Work order: Down to the last line, restate the listing below exactly.
=== Section Start ===
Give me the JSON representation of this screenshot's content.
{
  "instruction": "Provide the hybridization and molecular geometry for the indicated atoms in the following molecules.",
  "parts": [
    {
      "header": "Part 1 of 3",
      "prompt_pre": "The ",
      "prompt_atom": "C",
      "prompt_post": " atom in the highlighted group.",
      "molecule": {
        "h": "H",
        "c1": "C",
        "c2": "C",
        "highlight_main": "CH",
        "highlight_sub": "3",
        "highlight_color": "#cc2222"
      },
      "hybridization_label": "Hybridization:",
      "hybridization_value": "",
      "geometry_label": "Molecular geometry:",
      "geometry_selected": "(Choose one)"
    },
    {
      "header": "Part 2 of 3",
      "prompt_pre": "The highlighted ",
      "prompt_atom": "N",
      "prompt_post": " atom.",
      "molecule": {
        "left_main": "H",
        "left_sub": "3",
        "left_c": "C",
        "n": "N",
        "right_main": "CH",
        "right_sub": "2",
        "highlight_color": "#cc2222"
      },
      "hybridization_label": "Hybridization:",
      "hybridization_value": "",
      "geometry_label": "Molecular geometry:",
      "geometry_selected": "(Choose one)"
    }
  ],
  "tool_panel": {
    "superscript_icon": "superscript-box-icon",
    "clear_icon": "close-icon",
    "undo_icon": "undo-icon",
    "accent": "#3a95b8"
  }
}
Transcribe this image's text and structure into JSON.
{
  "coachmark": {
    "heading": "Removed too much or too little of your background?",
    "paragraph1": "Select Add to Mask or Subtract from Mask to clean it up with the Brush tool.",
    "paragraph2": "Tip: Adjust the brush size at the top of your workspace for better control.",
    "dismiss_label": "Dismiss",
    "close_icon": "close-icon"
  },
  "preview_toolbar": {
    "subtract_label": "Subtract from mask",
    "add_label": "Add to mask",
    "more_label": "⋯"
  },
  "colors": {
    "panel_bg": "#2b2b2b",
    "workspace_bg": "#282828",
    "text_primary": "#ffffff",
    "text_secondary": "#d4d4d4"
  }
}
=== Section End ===
Answer space:
Give me the JSON representation of this screenshot's content.
{
  "instruction": "Provide the hybridization and molecular geometry for the indicated atoms in the following molecules.",
  "parts": [
    {
      "header": "Part 1 of 3",
      "prompt_pre": "The ",
      "prompt_atom": "C",
      "prompt_post": " atom in the highlighted group.",
      "molecule": {
        "h": "H",
        "c1": "C",
        "c2": "C",
        "highlight_main": "CH",
        "highlight_sub": "3",
        "highlight_color": "#cc2222"
      },
      "hybridization_label": "Hybridization:",
      "hybridization_value": "",
      "geometry_label": "Molecular geometry:",
      "geometry_selected": "(Choose one)"
    },
    {
      "header": "Part 2 of 3",
      "prompt_pre": "The highlighted ",
      "prompt_atom": "N",
      "prompt_post": " atom.",
      "molecule": {
        "left_main": "H",
        "left_sub": "3",
        "left_c": "C",
        "n": "N",
        "right_main": "CH",
        "right_sub": "2",
        "highlight_color": "#cc2222"
      },
      "hybridization_label": "Hybridization:",
      "hybridization_value": "",
      "geometry_label": "Molecular geometry:",
      "geometry_selected": "(Choose one)"
    }
  ],
  "tool_panel": {
    "superscript_icon": "superscript-box-icon",
    "clear_icon": "close-icon",
    "undo_icon": "undo-icon",
    "accent": "#3a95b8"
  }
}
Transcribe this image's text and structure into JSON.
{
  "coachmark": {
    "heading": "Removed too much or too little of your background?",
    "paragraph1": "Select Add to Mask or Subtract from Mask to clean it up with the Brush tool.",
    "paragraph2": "Tip: Adjust the brush size at the top of your workspace for better control.",
    "dismiss_label": "Dismiss",
    "close_icon": "close-icon"
  },
  "preview_toolbar": {
    "subtract_label": "Subtract from mask",
    "add_label": "Add to mask",
    "more_label": "⋯"
  },
  "colors": {
    "panel_bg": "#2b2b2b",
    "workspace_bg": "#282828",
    "text_primary": "#ffffff",
    "text_secondary": "#d4d4d4"
  }
}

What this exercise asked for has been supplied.